- Opening Delimiter -
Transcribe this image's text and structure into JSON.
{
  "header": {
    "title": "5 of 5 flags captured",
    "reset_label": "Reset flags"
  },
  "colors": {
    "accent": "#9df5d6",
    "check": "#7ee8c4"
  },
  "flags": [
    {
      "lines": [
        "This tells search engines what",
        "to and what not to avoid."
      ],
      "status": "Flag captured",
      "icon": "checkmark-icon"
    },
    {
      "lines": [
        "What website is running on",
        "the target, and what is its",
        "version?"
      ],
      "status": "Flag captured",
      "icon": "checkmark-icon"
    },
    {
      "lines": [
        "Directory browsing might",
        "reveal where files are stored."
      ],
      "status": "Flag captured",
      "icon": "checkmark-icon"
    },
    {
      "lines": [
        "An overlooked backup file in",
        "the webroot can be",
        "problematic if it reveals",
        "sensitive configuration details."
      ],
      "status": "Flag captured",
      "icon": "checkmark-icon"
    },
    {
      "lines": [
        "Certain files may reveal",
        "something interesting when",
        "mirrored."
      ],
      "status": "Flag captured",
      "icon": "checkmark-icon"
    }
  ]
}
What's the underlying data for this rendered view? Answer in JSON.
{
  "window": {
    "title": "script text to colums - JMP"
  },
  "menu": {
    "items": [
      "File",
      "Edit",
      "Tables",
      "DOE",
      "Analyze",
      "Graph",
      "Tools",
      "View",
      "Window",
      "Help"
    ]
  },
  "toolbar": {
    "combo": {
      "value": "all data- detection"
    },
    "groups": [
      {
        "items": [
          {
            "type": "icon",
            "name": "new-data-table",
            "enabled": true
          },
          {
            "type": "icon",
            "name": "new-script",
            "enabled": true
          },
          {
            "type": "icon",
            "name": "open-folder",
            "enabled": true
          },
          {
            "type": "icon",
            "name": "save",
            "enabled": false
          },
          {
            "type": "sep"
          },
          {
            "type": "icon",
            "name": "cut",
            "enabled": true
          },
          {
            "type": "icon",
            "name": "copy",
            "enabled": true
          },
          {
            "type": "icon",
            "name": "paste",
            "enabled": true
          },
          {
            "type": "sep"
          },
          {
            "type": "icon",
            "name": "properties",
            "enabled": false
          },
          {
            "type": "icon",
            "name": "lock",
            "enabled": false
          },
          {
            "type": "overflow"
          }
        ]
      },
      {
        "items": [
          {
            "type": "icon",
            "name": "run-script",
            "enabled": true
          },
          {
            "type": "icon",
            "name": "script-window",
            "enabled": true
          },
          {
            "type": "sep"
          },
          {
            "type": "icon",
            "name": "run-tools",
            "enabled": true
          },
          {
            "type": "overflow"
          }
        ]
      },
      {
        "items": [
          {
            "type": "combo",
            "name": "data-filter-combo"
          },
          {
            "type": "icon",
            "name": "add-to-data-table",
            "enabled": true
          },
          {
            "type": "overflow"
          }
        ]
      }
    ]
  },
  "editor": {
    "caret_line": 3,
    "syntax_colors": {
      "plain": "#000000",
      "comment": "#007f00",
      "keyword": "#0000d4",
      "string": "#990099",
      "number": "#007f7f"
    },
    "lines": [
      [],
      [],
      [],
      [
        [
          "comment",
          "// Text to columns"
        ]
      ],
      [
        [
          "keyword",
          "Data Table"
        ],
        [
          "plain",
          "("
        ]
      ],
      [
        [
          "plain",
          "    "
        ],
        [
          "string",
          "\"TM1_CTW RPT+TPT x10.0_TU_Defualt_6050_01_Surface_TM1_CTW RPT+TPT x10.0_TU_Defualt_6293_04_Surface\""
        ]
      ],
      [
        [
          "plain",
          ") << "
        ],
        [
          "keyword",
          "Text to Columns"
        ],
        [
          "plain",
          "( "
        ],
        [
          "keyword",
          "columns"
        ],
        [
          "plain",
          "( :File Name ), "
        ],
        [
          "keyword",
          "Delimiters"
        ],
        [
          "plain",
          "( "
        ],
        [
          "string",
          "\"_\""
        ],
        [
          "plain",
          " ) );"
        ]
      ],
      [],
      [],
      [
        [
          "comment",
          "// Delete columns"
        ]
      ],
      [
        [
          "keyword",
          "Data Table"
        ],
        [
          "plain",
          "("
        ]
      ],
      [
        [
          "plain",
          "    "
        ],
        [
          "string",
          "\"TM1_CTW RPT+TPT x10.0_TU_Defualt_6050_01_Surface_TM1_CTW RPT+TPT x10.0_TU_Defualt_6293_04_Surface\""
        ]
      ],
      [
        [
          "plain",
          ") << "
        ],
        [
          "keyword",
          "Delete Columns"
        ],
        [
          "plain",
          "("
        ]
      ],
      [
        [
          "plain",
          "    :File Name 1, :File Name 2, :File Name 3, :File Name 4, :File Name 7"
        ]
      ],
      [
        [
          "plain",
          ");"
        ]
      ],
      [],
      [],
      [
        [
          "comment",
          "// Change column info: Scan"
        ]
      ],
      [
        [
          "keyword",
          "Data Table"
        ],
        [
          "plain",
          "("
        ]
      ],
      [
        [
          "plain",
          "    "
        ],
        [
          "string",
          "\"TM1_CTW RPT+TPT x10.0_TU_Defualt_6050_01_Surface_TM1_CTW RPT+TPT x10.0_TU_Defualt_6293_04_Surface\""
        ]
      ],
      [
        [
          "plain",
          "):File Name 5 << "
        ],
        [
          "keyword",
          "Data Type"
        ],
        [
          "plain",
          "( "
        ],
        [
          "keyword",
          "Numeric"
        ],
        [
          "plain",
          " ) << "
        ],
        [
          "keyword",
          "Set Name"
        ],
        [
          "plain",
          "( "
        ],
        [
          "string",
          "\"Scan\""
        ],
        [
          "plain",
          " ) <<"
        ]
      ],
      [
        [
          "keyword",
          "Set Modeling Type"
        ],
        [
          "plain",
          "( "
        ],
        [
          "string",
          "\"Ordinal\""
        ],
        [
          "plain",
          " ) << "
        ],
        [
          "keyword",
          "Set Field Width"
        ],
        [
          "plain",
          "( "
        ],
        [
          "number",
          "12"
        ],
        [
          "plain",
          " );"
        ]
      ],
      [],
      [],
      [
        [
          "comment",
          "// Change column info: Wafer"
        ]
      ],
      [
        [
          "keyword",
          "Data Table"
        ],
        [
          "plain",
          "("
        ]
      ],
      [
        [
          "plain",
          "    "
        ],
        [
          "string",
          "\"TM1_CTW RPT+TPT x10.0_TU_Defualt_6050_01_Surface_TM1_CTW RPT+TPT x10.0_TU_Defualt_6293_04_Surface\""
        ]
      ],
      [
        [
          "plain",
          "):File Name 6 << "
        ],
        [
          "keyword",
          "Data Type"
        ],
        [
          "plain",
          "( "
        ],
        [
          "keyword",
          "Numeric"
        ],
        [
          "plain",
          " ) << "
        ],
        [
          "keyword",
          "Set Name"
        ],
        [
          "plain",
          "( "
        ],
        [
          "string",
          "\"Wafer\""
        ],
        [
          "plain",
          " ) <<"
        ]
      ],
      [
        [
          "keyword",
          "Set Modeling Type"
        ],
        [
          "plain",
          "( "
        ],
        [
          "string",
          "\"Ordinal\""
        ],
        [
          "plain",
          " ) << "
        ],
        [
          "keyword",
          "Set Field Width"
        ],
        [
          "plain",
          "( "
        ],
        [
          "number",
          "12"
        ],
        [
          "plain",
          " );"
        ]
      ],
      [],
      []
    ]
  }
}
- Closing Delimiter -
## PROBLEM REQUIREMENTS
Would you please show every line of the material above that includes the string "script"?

## TASK RESULT
    "title": "script text to colums - JMP"
            "name": "new-script",
            "name": "run-script",
            "name": "script-window",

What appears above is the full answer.